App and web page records

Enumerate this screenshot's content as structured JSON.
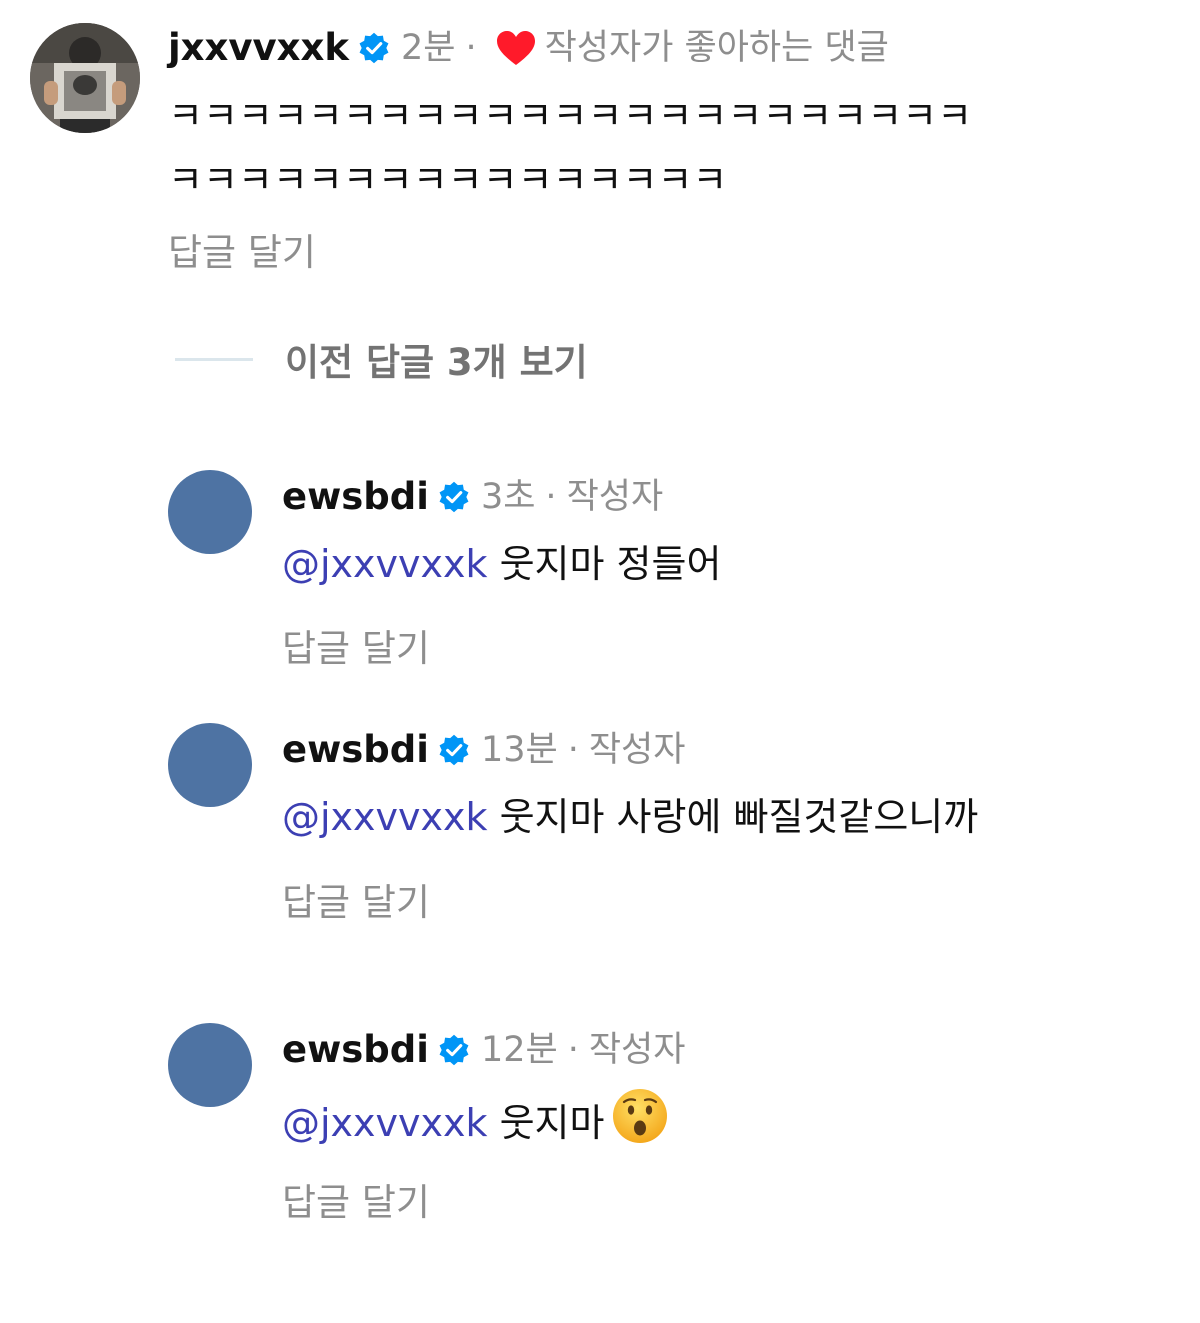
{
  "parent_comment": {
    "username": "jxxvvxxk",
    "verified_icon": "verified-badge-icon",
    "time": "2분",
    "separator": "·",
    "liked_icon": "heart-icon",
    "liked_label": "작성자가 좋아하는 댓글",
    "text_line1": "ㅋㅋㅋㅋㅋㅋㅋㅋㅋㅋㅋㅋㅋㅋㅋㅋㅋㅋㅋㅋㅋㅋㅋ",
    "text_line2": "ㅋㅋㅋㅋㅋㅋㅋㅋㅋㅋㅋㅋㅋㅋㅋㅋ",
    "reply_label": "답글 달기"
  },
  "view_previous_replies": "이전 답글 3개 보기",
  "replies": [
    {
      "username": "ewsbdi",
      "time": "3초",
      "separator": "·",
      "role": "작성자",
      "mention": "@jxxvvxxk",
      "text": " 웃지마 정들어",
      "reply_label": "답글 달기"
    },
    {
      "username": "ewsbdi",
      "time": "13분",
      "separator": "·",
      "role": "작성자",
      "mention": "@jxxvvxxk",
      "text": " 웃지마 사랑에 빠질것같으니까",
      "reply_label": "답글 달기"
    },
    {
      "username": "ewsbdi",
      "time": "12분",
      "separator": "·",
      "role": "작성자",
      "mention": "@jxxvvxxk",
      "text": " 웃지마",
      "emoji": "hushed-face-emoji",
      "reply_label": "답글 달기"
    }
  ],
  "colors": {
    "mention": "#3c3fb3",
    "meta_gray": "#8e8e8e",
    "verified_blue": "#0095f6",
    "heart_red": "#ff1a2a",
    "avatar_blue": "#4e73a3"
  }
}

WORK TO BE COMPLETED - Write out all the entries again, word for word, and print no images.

EXPECTED OUTPUT -
Enumerate this screenshot's content as structured JSON.
{
  "parent_comment": {
    "username": "jxxvvxxk",
    "verified_icon": "verified-badge-icon",
    "time": "2분",
    "separator": "·",
    "liked_icon": "heart-icon",
    "liked_label": "작성자가 좋아하는 댓글",
    "text_line1": "ㅋㅋㅋㅋㅋㅋㅋㅋㅋㅋㅋㅋㅋㅋㅋㅋㅋㅋㅋㅋㅋㅋㅋ",
    "text_line2": "ㅋㅋㅋㅋㅋㅋㅋㅋㅋㅋㅋㅋㅋㅋㅋㅋ",
    "reply_label": "답글 달기"
  },
  "view_previous_replies": "이전 답글 3개 보기",
  "replies": [
    {
      "username": "ewsbdi",
      "time": "3초",
      "separator": "·",
      "role": "작성자",
      "mention": "@jxxvvxxk",
      "text": " 웃지마 정들어",
      "reply_label": "답글 달기"
    },
    {
      "username": "ewsbdi",
      "time": "13분",
      "separator": "·",
      "role": "작성자",
      "mention": "@jxxvvxxk",
      "text": " 웃지마 사랑에 빠질것같으니까",
      "reply_label": "답글 달기"
    },
    {
      "username": "ewsbdi",
      "time": "12분",
      "separator": "·",
      "role": "작성자",
      "mention": "@jxxvvxxk",
      "text": " 웃지마",
      "emoji": "hushed-face-emoji",
      "reply_label": "답글 달기"
    }
  ],
  "colors": {
    "mention": "#3c3fb3",
    "meta_gray": "#8e8e8e",
    "verified_blue": "#0095f6",
    "heart_red": "#ff1a2a",
    "avatar_blue": "#4e73a3"
  }
}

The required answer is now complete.